▶ [TASK TO CARRY OUT] What lines in the data hold the string "icon"? Show them.

▶ [Extracted data entries]
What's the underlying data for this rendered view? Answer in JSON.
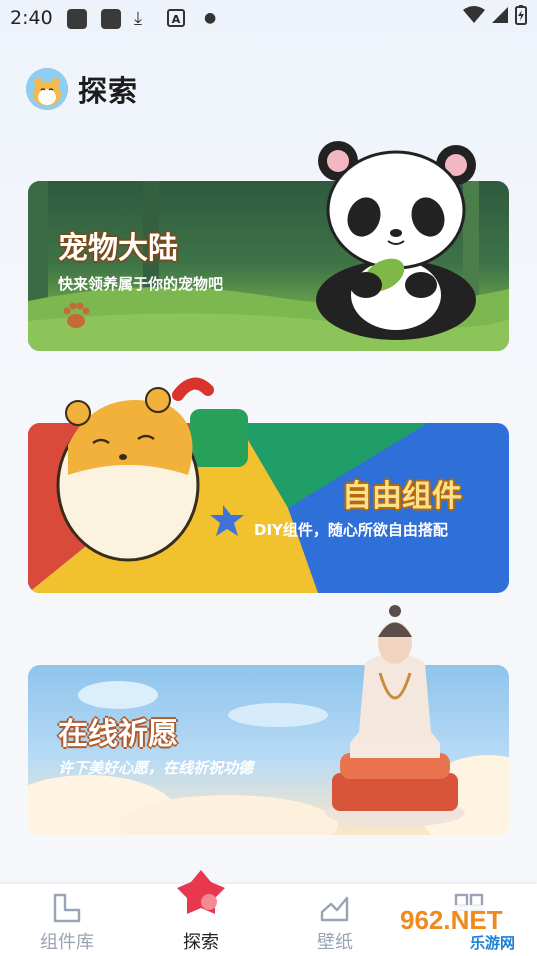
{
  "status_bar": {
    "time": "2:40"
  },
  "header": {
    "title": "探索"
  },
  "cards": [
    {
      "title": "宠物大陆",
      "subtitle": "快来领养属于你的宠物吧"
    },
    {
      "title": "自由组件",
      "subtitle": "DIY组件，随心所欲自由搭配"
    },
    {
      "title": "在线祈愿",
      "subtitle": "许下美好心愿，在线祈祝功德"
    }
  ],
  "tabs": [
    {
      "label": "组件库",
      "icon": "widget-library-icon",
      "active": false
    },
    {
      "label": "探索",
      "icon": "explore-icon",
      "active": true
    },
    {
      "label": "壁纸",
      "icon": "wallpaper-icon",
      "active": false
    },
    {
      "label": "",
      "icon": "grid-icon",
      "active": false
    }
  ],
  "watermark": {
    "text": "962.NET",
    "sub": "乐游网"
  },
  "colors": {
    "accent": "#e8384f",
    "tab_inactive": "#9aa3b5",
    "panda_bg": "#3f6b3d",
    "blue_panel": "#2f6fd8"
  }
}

▶ [EXERCISE SOLUTION]
      "icon": "widget-library-icon",
      "icon": "explore-icon",
      "icon": "wallpaper-icon",
      "icon": "grid-icon",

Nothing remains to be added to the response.